It was at Brooksdale where I saw A Rocha’s efforts to put creation care into practice. Along the Little Campbell River, which runs through the property, the Salish Sucker, a small, freshwater fish once thought locally extinct, was rediscovered thanks to A Rocha’s watershed monitoring. This blend of science, conservation, and Christian faith seemed so at odds with the popular conception of anti-environment evangelicals.
“A Rocha beautifully embodies how we can care about people and places in a way that genuinely reflects God’s love,” Hayhoe told me. “I think that genuine reflection of love is what attracts people to them.”
Back when I first spent time with Humphrey, riding in his truck through forests near the U.S. border, he drove us to a lumber yard to buy slabs of wood for an outdoor shelter.
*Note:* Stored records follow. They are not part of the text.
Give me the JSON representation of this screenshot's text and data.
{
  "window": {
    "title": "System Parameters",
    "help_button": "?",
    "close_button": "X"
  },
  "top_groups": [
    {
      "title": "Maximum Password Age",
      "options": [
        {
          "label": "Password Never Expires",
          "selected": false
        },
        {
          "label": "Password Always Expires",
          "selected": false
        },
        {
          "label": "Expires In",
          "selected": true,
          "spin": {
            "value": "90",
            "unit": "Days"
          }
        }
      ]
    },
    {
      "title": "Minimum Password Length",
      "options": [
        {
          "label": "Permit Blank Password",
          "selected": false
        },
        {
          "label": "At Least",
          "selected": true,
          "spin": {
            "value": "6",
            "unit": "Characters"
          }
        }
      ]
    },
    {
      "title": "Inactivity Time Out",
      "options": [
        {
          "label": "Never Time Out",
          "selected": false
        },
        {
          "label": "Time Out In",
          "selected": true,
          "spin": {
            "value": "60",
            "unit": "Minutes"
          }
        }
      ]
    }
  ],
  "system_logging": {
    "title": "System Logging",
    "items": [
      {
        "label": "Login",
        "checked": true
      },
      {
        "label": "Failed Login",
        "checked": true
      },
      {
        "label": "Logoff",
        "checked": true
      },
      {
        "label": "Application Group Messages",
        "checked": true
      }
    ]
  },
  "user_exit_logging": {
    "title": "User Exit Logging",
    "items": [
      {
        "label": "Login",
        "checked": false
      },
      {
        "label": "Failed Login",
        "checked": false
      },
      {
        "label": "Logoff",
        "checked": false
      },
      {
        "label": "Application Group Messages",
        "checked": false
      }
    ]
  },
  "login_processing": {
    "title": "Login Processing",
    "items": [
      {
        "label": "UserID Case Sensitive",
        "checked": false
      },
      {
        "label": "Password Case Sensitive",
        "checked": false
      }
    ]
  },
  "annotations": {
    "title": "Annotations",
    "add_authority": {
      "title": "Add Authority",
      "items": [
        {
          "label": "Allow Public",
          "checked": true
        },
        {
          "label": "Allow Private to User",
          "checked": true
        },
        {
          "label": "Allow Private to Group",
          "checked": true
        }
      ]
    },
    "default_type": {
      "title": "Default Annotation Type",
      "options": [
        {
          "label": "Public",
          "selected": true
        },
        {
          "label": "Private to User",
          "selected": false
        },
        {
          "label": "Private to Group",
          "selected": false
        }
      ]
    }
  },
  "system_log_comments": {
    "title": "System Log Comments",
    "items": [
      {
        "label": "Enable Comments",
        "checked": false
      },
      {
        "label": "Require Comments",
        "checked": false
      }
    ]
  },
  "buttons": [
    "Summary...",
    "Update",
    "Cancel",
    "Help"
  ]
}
When we returned to the Brooksdale farm, the cedar planks jutting from the back of the truck, the property’s large garden and grassy fields came into view, ringed by a forest of tall conifers and a gentle, meandering river.
Perhaps this proximity to nature, along with the experience of growing food and protecting wild species, helps raise awareness about the threat of climate change and the destruction of the natural world. This is hardly a novel idea, as a growing body of evidence shows that connection with nature is linked to a desire to protect it. But in an era when our eyes are glued to the mini-computers in the palms of our hands, contact with nature, a fact of life for millennia, can seem radical.
For the next couple of hours at Brooksdale, I stuck around to help build the shelter for their outdoor oven. The sound of a radial saw slicing through beams of wood filled the air. We were soon drilling nails into rafters and attaching them to boards that ran along the shelter’s peak. By the fifth or sixth board, we had the hang of it, and fell into a routine of eye contact, head nods, and reassurances of “good enough.”
Humphrey told me that A Rocha didn’t have a church. But it seemed to me that here, at Brooksdale, the volunteers were constructing a place of significance surrounded by nature: a large wooden shelter around an oven hearth, where food grown in the fields would be cooked, in acknowledgment of Earth’s wonder, the fish and the birds. What they call creation.